The Homeless Veterans Reintegration Program has more than tripled in capacity to serve homeless veterans, and has become one of the most successful employment assistance programs in the Department of Labor portfolio.
Health Care for Homeless Veterans coordinators, female veteran coordinators and OEF/OIF specialists have been placed at virtually every VA medical center and every VA regional benefits office.
The Department of Housing and Urban Development (HUD) and VA now have 20,000 HUD-VA Supportive Housing (HUD-VASH) vouchers to issue to veterans with serious mental and physical disabilities, with another 10,000 expected to become available next year.
Today the person who leads the homeless veterans program at the VA has 34 employees under her, when for a number of years she had three. These employees are not sitting in the VA waiting for people to come to them, they are on the streets looking for homeless veterans and going into homeless camps and asking if they can help.

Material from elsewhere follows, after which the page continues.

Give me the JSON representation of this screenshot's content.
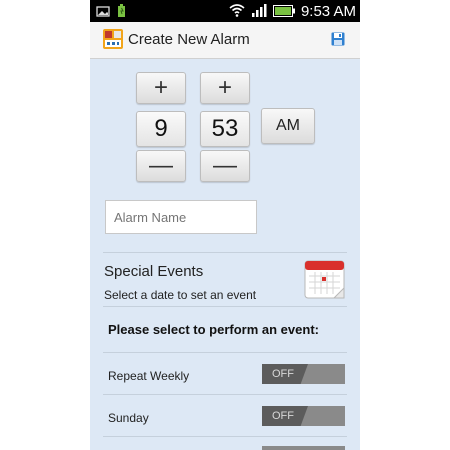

There is more veteran-specific housing being built than ever before, and the barriers to transitional housing are lower. Before a veteran had to have 60 days clean and sober before they could move in now the time is much lower and the VA is willing to work more closely with the veteran to overcome his or her barriers.

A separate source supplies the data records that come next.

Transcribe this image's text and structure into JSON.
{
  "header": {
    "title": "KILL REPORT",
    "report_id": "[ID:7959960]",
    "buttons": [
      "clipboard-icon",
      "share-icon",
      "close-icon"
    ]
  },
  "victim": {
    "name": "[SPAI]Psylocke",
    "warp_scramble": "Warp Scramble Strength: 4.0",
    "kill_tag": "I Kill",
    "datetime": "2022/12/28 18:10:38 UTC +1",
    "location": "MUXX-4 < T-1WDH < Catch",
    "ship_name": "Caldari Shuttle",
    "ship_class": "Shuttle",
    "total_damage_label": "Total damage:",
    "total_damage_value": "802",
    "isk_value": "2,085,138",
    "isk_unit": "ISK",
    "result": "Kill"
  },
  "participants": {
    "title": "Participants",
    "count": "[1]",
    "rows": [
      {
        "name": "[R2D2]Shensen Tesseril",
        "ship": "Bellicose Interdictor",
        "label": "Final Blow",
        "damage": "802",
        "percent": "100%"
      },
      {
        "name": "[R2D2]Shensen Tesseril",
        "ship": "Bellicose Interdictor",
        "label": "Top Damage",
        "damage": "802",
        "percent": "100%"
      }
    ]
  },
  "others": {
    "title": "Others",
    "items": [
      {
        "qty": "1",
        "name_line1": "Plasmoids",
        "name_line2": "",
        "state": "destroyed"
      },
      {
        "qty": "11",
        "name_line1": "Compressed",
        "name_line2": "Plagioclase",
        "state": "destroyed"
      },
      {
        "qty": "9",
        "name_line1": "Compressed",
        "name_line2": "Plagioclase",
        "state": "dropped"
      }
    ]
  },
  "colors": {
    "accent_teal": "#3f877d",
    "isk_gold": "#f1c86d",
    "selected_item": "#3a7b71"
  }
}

The VA is forming new partnerships. They are working with the Department of Labor to put back to work the veterans who can and want to work, and they are working with local agencies to address local concerns and local solutions.
Another sign the VA has changed is that it's going local. More and more, the VA is working with Washington State's Department of Veterans Affairs to connect veterans with needed services. Contracting for VA health clinics in rural areas means more veterans are getting better health care and getting connected to the larger system without the hours wasted at the VA hospital.
There are still some issues to be addressed. These services are mainly aimed at the new veterans coming back from Iraq and Afghanistan. The older vets like me, from the Vietnam era, are getting the benefit of these services even though we still remember well the shabby treatment we got when we came home. We still remember the mindset of the VA saying, "We are the VA and you're not so you listen to us and we won't listen to you."
There are still some old-time mindsets in the VA. When veterans come into contact with them we do what we have always done -- run. One of the biggest hurdles that the VA has to overcome in today's society is its past reputation and it looks like it is doing that. I have been to more training sessions that the VA has partnered with and in all of those, they are also listening to our needs and to the needs of veterans just coming home.
It isn't perfect yet, but the VA is doing more than it has ever done before for homeless veterans and I have to give credit to the agency that it is starting to show it cares.
Ending veteran homelessness in five years? Not sure that it can be done, but I do know that the VA will end homelessness for a lot of veterans in the next five years.